> [Data for this exercise]:
=== Section Start ===

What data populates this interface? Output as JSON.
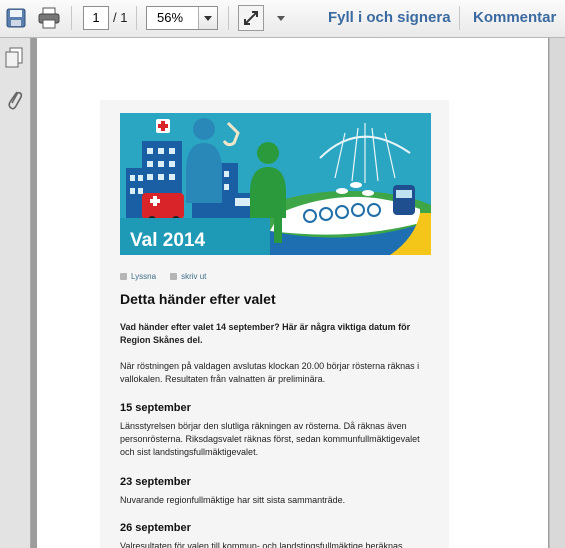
{
  "toolbar": {
    "page_current": "1",
    "page_total": "/ 1",
    "zoom": "56%",
    "fill_sign": "Fyll i och signera",
    "comment": "Kommentar"
  },
  "document": {
    "hero_text": "Val 2014",
    "tool_listen": "Lyssna",
    "tool_print": "skriv ut",
    "title": "Detta händer efter valet",
    "intro": "Vad händer efter valet 14 september? Här är några viktiga datum för Region Skånes del.",
    "para1": "När röstningen på valdagen avslutas klockan 20.00 börjar rösterna räknas i vallokalen. Resultaten från valnatten är preliminära.",
    "sections": [
      {
        "date": "15 september",
        "text": "Länsstyrelsen börjar den slutliga räkningen av rösterna. Då räknas även personrösterna. Riksdagsvalet räknas först, sedan kommunfullmäktigevalet och sist landstingsfullmäktigevalet."
      },
      {
        "date": "23 september",
        "text": "Nuvarande regionfullmäktige har sitt sista sammanträde."
      },
      {
        "date": "26 september",
        "text": "Valresultaten för valen till kommun- och landstingsfullmäktige beräknas"
      }
    ]
  }
}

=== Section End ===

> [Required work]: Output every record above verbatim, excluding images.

> [Response box]:
What data populates this interface? Output as JSON.
{
  "toolbar": {
    "page_current": "1",
    "page_total": "/ 1",
    "zoom": "56%",
    "fill_sign": "Fyll i och signera",
    "comment": "Kommentar"
  },
  "document": {
    "hero_text": "Val 2014",
    "tool_listen": "Lyssna",
    "tool_print": "skriv ut",
    "title": "Detta händer efter valet",
    "intro": "Vad händer efter valet 14 september? Här är några viktiga datum för Region Skånes del.",
    "para1": "När röstningen på valdagen avslutas klockan 20.00 börjar rösterna räknas i vallokalen. Resultaten från valnatten är preliminära.",
    "sections": [
      {
        "date": "15 september",
        "text": "Länsstyrelsen börjar den slutliga räkningen av rösterna. Då räknas även personrösterna. Riksdagsvalet räknas först, sedan kommunfullmäktigevalet och sist landstingsfullmäktigevalet."
      },
      {
        "date": "23 september",
        "text": "Nuvarande regionfullmäktige har sitt sista sammanträde."
      },
      {
        "date": "26 september",
        "text": "Valresultaten för valen till kommun- och landstingsfullmäktige beräknas"
      }
    ]
  }
}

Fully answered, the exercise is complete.